Even amid the pandemic-hit world, NASA has continued to persevere with its missions. NASA’s flagship Martian rover – Perseverance – took flight on 30th July 2020. The $2.7 Billion project is the centrepiece of NASA’s Mars 2020 Mission and other space exploration programs.
On the day of the launch, the Virtual Telescope Project shared an image of the rover mission.
The team got a view of the booster as well. Gianluca Masi, lead of the Virtual Telescope Project stated:
NASA’s weather satellite, GOES-16 also caught a glance of the mission. It captured the smoke plume, which was released post-launch. The National Oceanic and Atmospheric Administration (NOAA) released the image on the internet, which shows the trail of smoke plume after the launch. In a subsequent tweet, NOAA released the image of a red streak left behind by the rover.
SATELLITE SPOTLIGHT: @NOAA's #GOES16🛰️ used its visible band to zoom in on #CapeCanaveral, FL and catch the smoke plume from today's launch of NASA's #Perseverance rover to #Mars. #NASA expects the voyage to take about 7 months. #CountdownToMars pic.twitter.com/XZQqVACIA2

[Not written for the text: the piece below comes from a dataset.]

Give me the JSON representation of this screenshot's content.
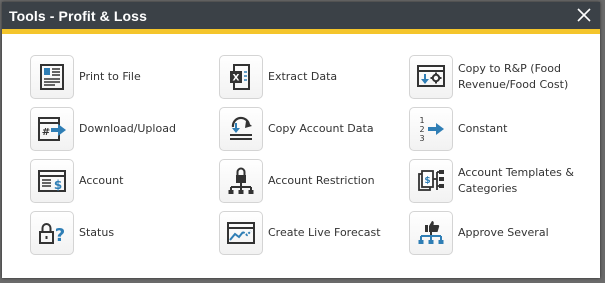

— NOAA Satellites – Public Affairs (@NOAASatellitePA) July 30, 2020
Today, @NOAA's #GOESEast satellite captured the launch of #NASA's #Perseverance #Mars rover from #CapeCanaveral (quick red streak) via its water vapor channel.
Safe travels!#CountdownToMars #Mars2020 pic.twitter.com/VwpSW5AKqp
— NOAA Satellites (@NOAASatellites) July 30, 2020
About one week after the lift-off, the Ingenuity Mars helicopter was recharged for the very first time. The aircraft required six lithium-ion batteries which were powered up in eight hours.
For the uninitiated, Ingenuity is a robot helicopter which hitched a ride on the rover’s belly. What makes it stand apart is that Ingenuity will be the first such aircraft to test controlled flight on Mars. If successful, Ingenuity will open the doors to future missions where aircraft will be able to fly in the Martian atmosphere. The aircraft will be able to give the view of terrains which might otherwise not be possible for the rovers to reach. A NASA official stated that Ingenuity would be charged every two weeks to maintain an “acceptable state of charge.”
On Aug. 14, the rover fired-up its deep-space thrusters for the very first time. Perseverance streamlined its route to Mars with its first Trajectory Correction Maneuver (TCM). The Twitter handle of the rover stated: “My first planned Trajectory Correction Maneuver was a success. I do TCMs on my journey to stay on target for a Feb. 18, 2021 date with Mars. I left Earth over two weeks ago and already put on 27+ million miles. Only ~265 million more to go!”
Perseverance is to make a total of 6 TCMs before it lands on Mars in February 2021. Of this, it has successfully completed one TCM, and the next TCM will be carried out 48 days from today. The final TCM will be carried out hours before the landing on the Red Planet.
NASA has also set up a team, Mars Sample Return Program Independent Review Board for assistance in the current plans of the mission. The Perseverance rover is a very complicated, one-of-a-kind mission because it is here to answer whether life existed on the Red Planet. The rover will collect samples from the planet which will be sent back to Earth for the scientists to study them and come to a staunch conclusion. The expert panel appointed by NASA will review the technical development to fulfil the project’s critical specifications. This will also ensure that NASA is learning from its past missions to make the present ones successful by detecting any problems at the early stages itself. One of the executives from the agency stated:
As the review process proceeds, the European Space Agency (which will play a primary role in returning the rock samples back to Earth) will be consulted thoroughly. The Board is scheduled to meet for around eight weeks – starting from the end of this month. A final report will be delivered post-review.
Future Mars Programs
2021 will see an increase of buzz around Mars, and for all the right reasons. Three spacecraft – Perseverance included – are expected to reach Mars in the spring of 2021. The two other spacecraft were launched by China’s Tianwen-1 and United Arab Emirates’ Al-Amal (Hope) just a few weeks ago. The three spacecraft will serve their own goals on the planet.
However, any other Martian spacecraft will not launch until 2022 because these missions require the orbits of Earth and Mars to align for shorter transit time.
Humanity has been exploring Mars for a long time. What has changed is the way in which we pushed the investigation. For 150 years, we have explored Mars using telescopes, 50 years from orbits and 20 years from Martian rovers. Perhaps if Perseverance really stands up to its name, we will be able to study Mars from our very own laboratories about a decade from now.